Segons analitza The Economist,
The report finds problems with the way the IPCC handles reviews of its work, the degree to which it shows fairness when considering areas that are disputed, and the way it communicates the certainty, or lack of it, wherewith it speaks. It calls for new rules on conflict of interest (or more accurately, it calls for rules—at the moment the panel has none), a new full-time leadership position and a new executive committee. Perhaps most strikingly, the report can also be read as a call for Mr Pachauri to resign, though neither Mr Pachauri nor Mr Shapiro have characterised it in quite that way.

First, a quick IPCC primer. The panel provides various types of report and analysis, most famously a series of vast “assessment reports” on the state of scientific and academic knowledge about climate. Each report comes in three volumes produced by three different working groups, one that deals with the physical science of climate change, one that deals with the impacts of change, and one that deals with ways of reducing the amount of change to be expected. Each working group consists of hundreds of authors under the leadership of two (or sometimes more) co-chairs, one from a developed country, one from a developing country. The fourth assessment report was published in 2007; the fifth is slated to come out in installments starting in 2013 and finishing in 2014.

The Shapiro committee’s report points out that the IPCC has to a large extent sat out the “governance revolution” in accountability and transparency that charitable, educational and other organisations have been dealing with in the two decades of the panel’s existence. One way to start getting up to date, it suggests, is to create a new executive committee able to act in the panel’s name between the plenary sessions that actually bring the member governments together. This could make the IPCC a lot more responsive and communicative.

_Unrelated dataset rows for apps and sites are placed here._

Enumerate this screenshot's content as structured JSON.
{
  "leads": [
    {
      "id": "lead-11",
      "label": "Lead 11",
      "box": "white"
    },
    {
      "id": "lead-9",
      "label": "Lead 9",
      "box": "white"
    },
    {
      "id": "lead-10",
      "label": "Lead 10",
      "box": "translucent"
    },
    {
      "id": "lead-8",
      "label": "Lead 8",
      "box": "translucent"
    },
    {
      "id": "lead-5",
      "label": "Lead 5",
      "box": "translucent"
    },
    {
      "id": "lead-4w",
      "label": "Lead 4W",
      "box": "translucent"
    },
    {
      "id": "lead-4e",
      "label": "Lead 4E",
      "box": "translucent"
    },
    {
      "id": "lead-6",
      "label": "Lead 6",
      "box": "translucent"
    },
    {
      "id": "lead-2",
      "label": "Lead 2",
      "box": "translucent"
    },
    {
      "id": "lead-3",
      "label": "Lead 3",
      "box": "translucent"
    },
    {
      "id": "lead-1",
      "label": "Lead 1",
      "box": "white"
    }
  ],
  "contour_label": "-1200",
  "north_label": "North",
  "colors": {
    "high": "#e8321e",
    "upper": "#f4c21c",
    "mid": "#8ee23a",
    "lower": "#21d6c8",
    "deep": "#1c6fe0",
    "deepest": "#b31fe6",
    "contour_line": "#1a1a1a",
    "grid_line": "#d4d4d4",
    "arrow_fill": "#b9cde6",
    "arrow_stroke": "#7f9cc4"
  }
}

The committee would consist of the IPCC’s chair, the co-chairs for each of the three working groups, an executive director (a newly created post) and three others appointed by the governments to whom the IPCC is answerable, with at least one of these council members coming from outside the world of climate science. The executive director would be a full time appointment (the chair and the working group co-chairs are part-time roles), a job for a senior scientist who could command at least as much respect within the community as the co-chairs, and who would do most of the work involved in actually running the panel.

The sting in the tale of this suggestion is that the report recommends that the IPCC insider members of this executive committee should serve for only one term—that is, they should make their contributions over only one of the six-year assessment-report cycles. Between the end of work on the fourth assessment report and the beginning of work on the fifth all but one of the working group co-chairs did in fact change over. Mr Pachauri himself, though, did not; he is now well into his second term. Mr Shapiro refused to be drawn on whether the idea that Mr Pachauri should go was the logical conclusion of the report’s argument that “A 12-year appointment is too long for a field as dynamic and contested as climate change,” allowing only that it was “one possible logical response”. Mr Pachauri said that he had taken up a burden, and that putting it down was a matter not for him, but for the Busan plenary.

In a further move towards transparency, the report says the IPCC should start clearly defining the criteria by which it selects authors and others, including the chair and the new executive secretary, and documenting the steps it takes to ensure that all relevant scientific points of view are being represented or at least addressed. It should also make sure that regional assessments benefit from global expertise, not just that of those living in the regions in question. This will go some way to meeting the worries of those who see clear signs of “groupthink” in the panel’s workings, though some of those critics might still press for the entire process of author selection to be made transparent.